Homeless kids find a voice in U-M's production of "somebody's children"
Thirteen years ago, the Found Spaces Theater Company in Los Angeles commissioned a play from José Casas about homelessness. “I was really struggling with the play,” he recalls. “It was like a bad afterschool special with two-dimensional characters.”
Then the artistic director gave Casas an article about homeless kids who lived in motels, kids with fathers who were absent or deceased, who live near Disneyland and suffer “earth-shattering tragedies each day.“ At once, he was inspired by the thought of some children enjoying a theme park, while children in abject poverty were near enough to hear their laughter.

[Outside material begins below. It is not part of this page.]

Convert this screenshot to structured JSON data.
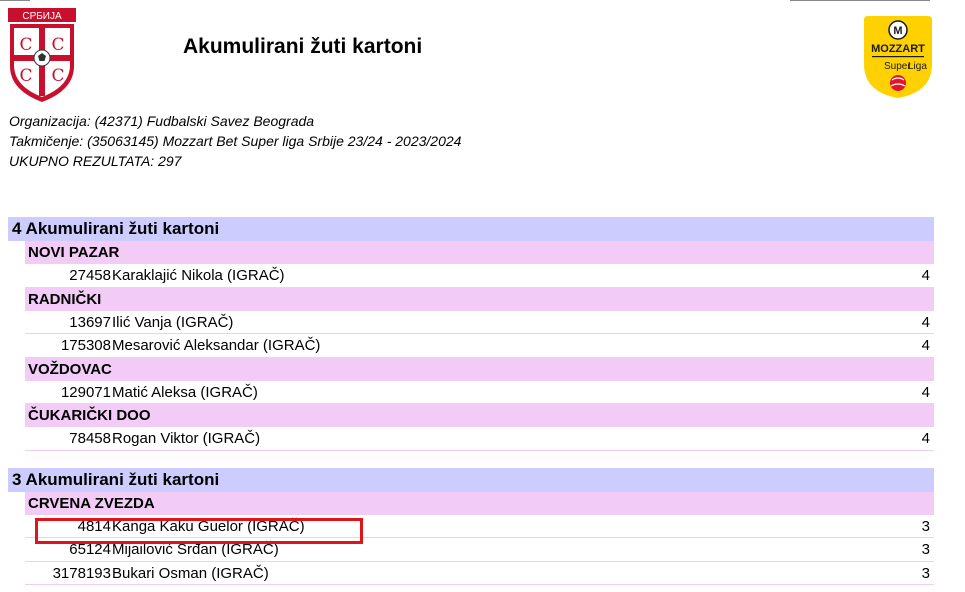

And somebody’s children took shape quickly. The University of Michigan is staging a production at the Arthur Miller Theatre through April 2.
Casas, an assistant professor at U-M who teaches playwriting, writes for all ages, often for young people, “two-year-olds to college age.” His book, Palabras del Cielo: An Exploration of Latina/o Theatre for Young Audiences was awarded an American Association of Theater Education Distinguished Book Award, and he’s a board member of the Children’s Theatre Foundation of America. He also directs plays.
In somebody’s children, Casas takes us to the El Dorado, a run-down motel near Disneyland, where five teenagers share their stories through a series of spoken-word poetry vignettes.
“They know they’re going to be going their separate ways, and they would do anything to hide the fact that they are homeless from their classmates,” he says.
“L.A. has the biggest homeless community in the country,” Casas says, adding that money problems or issues with other tenants often cause these single moms to move. “If they felt danger, they would move from one motel to another. Orange County made a law that if children left mid-semester, the school had to make sure they had transportation to the school to provide continuity.”
That may be a start, but Casas says nobody is tackling the underlying problem. “These motels are the unhappiest place for these kids,” he laments. “No one is actually helping this community.”
Although the characters are fictional, Casas did considerable research before creating them. “A lot of what you hear, the images and the things they bring up, are 100% true,” he says, adding that once, when a high school was rehearsing the play, “a girl lost it. It turns out that four or five years earlier, she was one of those motel kids. She went to college the next year.”
Somebody’s children won the 2009 Waldo M. and Grace C. Bonderman Playwriting for Youth Award and was given a rehearsed reading at the Indiana Repertory Theatre. “I’m excited,” says Casas, of the chance to see it go up at U-M.
The artistic team is headed by director Héctor Flores Komatsu, with scenic design by Jack Doyle, lighting by Kathleen Alexandrou, and costumes by Sarah M. Oliver. Cast members are Isaiah Crawford, Blake Letourneau, Ulises Otero, Ruby Pérez, and Victoria Vourkoutiotis.
Komatsu comes here from México, where he founded the Makuyeika Colectivo Teatral and serves as its artistic director. He is an alum of the University of Michigan’s Department of Theatre and Drama in the School of Music, Theatre, and Dance.
Casas is not new to plays that have political implications. “I use plays for social advocacy,” he says. “I like stories that need to be told.” He has written plays about the water crisis and racism in the Southwest. “I hoped these subjects wouldn’t be relevant anymore. Now they are more relevant,” he laments.
“It’s quite jarring to direct this play,” Komatsu adds. “Back in 2009, when the play is set, I was the exact same age as the characters—just about ready to graduate high school. I echo José’s lament that the play is even more relevant than before. That it feels more urgent now than before is unsettling, to put it lightly. These kids made an urgent call in the most personal way possible. They had the most intimate close-up with the trappings and failings of American society, and nobody listened to them. The blatant racism and xenophobia, the pressure put on youth to 'succeed,' the precariousness of our social security nets, the pervasiveness of sexism across all communities and objectification, the unapologetic police brutality.”
"Together," Komatsu adds, “these five kids were preaching the truth, and only now are we starting to listen."
Ann Arbor-based arts journalist Davi Napoleon did her undergraduate work at the University of Michigan and holds a doctorate in theater history, theory, and criticism from New York University. Her book is “Chelsea on the Edge: The Adventures of an American Theater.”
“somebody’s children” runs from March 31-April 2 and from April7-10 at the Arthur Miller Theatre on the University of Michigan’s North Campus, 1226 Murfin Ave., Ann Arbor. Audience members must adhere to health and safety measures that include wearing a mask throughout the performance. For tickets and further information, visit tickets.smtd.umich.edu.